Ritual ceremonies with dances that imitate the movements of animals, like seals, bears, deer, and ravens, celebrate successful bear or ram hunts. These ceremonies are usually followed by games, wrestling matches, reindeer or dog-sleigh races.
There are also some colorful contemporary holidays. Every August Petropavlovsk celebrates a Day of the Aborigines. The city organizes an exhibition of the work created by native craftsmen: wood and bone carvings, crafts made with furs, bead embroidery, and leather. Locals and guests can have a taste of oukho, a traditional fish soup made with red fish. The celebration also includes a festival called "Gold Springs": dozens of folk groups from all over Kamchatka get to participate. A dance party called ethno-discotheque, concludes the festivities.
An intriguing children's festival called "Salmon's Guardians" presents the work of environmental interest groups and expeditions.
Kamchatka's well-attended sports festivals are also worth mentioning. The most popular of them are dog-sleigh races "Beringia" and "Kamchadal" that usually take place in March. February is the month for cross-country and mountain-skiing events. And April is the month when the famous "Avachinsky Marathon" takes place.

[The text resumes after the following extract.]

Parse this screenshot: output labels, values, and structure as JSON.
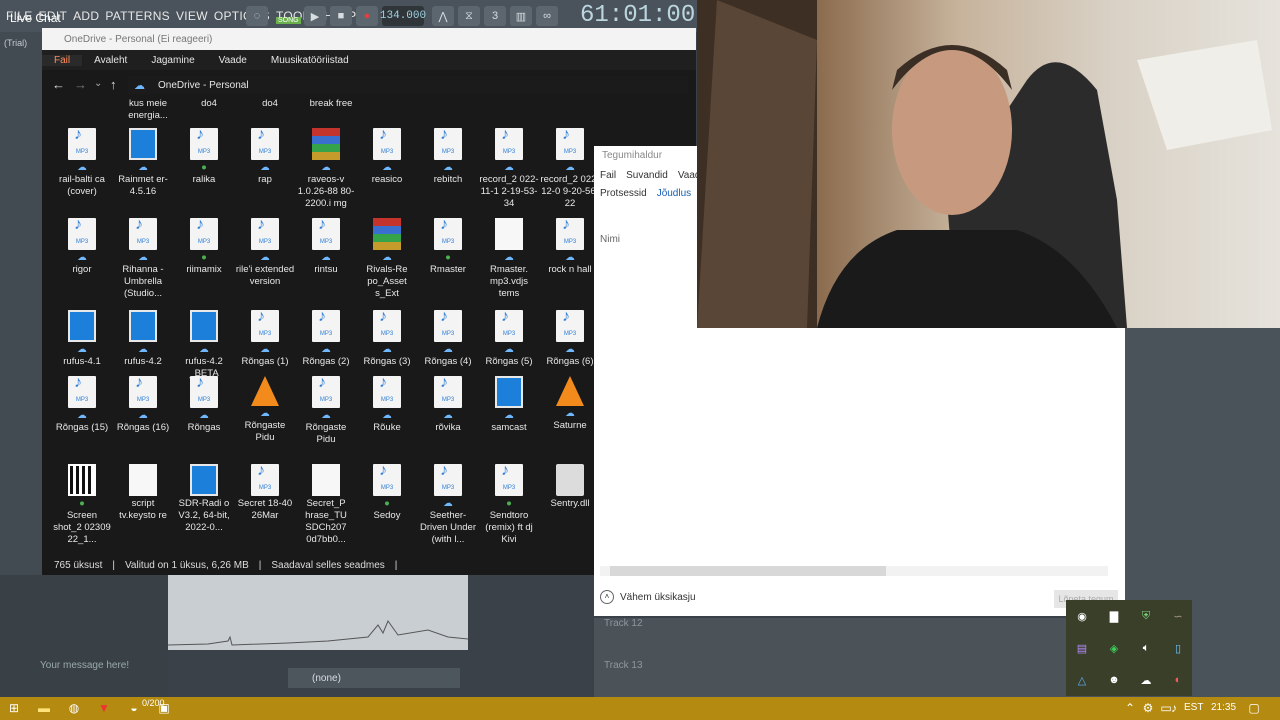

Fans of the extreme come to the festival of mountain bikers. The two categories of competition include down-slope biking and a race across a picturesque but treacherous terrain.